We are united

November 20, 2015

Student protests on college campuses are not something new in America. Throughout our history, there have been numerous college student activities that highlight their dissatisfaction with a political, social or academic issue. As a result, students have mobilized on their college campuses to demonstrate and voice their dissatisfaction to the college administration. A number of these issues may spread throughout the campus, to other colleges and to the community at large.

The protest issues vary and could include college policy, hikes in tuition, discrimination, an injustice, a firing of a popular instructor, limits on freedom of speech, need for more academic and support services, poor housing, and lack of diversity on staff and in administration. These protests can come in the form of sit-ins, walkouts, rallies, occupations of university offices or buildings, strikes, marches, hunger strikes, open letters, tent cities and boycotts.

Whatever the issue or whatever form is used, the student protest is about making a statement, seeking a remedy and taking a stand on something that matters to them. Some of the most notable student protests in American history occurred during the 1960s and ’70s and included the University of California, Berkeley “Free Speech Movement”; Kent State and Jackson State University shootings and the Vietnam War protests; Ole Miss and University of Alabama enrollments protests and the Columbia University unrest over weapon research.

What is truly remarkable about many of these protests is the fact that many of them involved students from across diverse backgrounds. In the most recent high level student protest that occurred on campus at the University of Missouri, the core issues centered on racial intolerance and the unwillingness of university officials to talk with protesting students. What started out with as a one-graduate-student-hunger-strike soon grew across social media, other colleges and to national headlines. But unlike many of the protests of the past, this protest had something else added to the mix and included both short and long term financial impact to the university.

This student protest changed when 32 African American players on the college football team stood in solidary with the protest and cited that they would not practice or play another game for the university until the one student ended his hunger strike. And just like that, the student protest turned into an economic impact with the possible loss of revenue from the remaining football games, conference fines and loss of donations from sponsors.

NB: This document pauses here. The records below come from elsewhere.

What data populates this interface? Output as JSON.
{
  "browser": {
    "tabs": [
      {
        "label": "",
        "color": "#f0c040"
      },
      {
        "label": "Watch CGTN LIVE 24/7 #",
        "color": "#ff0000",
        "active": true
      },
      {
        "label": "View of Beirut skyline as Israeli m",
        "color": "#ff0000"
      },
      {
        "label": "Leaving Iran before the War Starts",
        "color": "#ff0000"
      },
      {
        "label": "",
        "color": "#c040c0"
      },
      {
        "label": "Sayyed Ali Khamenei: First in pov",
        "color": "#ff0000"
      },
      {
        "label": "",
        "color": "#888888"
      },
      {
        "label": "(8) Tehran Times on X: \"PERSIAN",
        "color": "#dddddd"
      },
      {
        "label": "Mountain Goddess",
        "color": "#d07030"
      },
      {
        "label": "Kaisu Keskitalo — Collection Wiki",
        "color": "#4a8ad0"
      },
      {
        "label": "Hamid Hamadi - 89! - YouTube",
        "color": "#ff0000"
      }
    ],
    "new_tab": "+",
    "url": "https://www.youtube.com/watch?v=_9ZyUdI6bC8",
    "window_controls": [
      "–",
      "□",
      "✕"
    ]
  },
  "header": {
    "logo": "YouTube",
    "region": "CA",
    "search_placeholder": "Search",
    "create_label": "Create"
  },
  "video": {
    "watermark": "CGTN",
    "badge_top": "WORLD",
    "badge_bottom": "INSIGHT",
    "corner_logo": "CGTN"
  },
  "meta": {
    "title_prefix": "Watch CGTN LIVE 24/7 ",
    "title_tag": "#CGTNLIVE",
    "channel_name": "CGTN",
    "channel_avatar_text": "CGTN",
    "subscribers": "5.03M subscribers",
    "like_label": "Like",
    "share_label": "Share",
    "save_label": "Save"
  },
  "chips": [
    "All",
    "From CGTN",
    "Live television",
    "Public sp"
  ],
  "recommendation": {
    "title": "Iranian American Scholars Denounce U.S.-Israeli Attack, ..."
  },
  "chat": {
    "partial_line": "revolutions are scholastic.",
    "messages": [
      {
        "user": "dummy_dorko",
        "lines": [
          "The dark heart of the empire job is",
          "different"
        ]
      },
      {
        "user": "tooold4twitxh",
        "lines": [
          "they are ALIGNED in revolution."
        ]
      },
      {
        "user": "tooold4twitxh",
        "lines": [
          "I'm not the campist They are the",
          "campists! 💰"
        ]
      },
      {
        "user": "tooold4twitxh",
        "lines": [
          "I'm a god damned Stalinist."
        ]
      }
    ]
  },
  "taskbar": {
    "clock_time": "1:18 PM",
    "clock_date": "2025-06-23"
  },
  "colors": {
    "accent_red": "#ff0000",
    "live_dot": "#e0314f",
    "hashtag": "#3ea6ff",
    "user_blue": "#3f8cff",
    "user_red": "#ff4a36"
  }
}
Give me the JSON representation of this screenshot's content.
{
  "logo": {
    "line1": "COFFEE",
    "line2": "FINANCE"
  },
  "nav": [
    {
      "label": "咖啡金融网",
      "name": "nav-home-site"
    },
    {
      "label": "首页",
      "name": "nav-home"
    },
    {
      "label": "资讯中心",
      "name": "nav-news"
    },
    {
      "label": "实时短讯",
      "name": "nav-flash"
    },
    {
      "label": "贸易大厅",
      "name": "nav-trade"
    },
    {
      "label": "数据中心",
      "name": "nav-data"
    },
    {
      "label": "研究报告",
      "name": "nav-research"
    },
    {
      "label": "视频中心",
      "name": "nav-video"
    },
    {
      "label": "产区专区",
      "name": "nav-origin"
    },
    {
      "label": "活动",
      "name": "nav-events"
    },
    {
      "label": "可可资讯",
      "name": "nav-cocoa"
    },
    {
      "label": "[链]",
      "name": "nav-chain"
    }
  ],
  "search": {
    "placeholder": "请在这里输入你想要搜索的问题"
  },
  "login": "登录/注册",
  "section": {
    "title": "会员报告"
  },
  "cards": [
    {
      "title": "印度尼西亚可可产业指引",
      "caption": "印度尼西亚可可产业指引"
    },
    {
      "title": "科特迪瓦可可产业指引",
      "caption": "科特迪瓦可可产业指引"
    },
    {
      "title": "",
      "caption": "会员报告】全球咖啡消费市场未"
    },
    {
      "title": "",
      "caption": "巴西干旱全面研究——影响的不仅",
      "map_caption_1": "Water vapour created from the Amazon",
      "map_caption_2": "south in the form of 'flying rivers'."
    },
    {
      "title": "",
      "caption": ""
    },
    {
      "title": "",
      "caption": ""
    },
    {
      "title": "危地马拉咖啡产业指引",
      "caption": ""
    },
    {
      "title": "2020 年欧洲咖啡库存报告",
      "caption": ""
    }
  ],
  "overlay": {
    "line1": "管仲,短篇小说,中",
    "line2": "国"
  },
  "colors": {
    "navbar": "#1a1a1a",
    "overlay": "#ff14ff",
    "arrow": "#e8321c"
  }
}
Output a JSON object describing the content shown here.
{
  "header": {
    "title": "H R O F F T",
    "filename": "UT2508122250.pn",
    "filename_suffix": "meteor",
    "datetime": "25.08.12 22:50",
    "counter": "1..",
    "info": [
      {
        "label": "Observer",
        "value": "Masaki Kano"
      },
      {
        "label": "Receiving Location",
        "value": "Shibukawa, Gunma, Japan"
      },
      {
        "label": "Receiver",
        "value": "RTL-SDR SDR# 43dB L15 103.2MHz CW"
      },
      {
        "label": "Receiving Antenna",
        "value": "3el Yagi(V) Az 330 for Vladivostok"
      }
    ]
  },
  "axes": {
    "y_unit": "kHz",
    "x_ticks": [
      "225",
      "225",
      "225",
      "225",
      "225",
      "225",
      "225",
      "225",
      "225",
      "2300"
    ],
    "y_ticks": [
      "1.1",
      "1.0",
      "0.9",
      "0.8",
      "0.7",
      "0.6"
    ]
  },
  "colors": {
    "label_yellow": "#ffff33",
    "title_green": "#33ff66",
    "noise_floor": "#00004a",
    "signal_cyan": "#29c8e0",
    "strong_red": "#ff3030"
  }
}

And within a matter of a few days and hours, the “little deal” had turned into a “big deal” and the University was forced to make changes and as a result the University President resigned effective immediately and later the same day the University of Missouri chancellor also resigned. However, it was the Mayor of Colombia, MO who stated that it will take more than the resignation of the university administration to bring about the change that is needed. And he is right; it takes more than that, it takes changing the culture, perception and the optics of leadership. What do you think?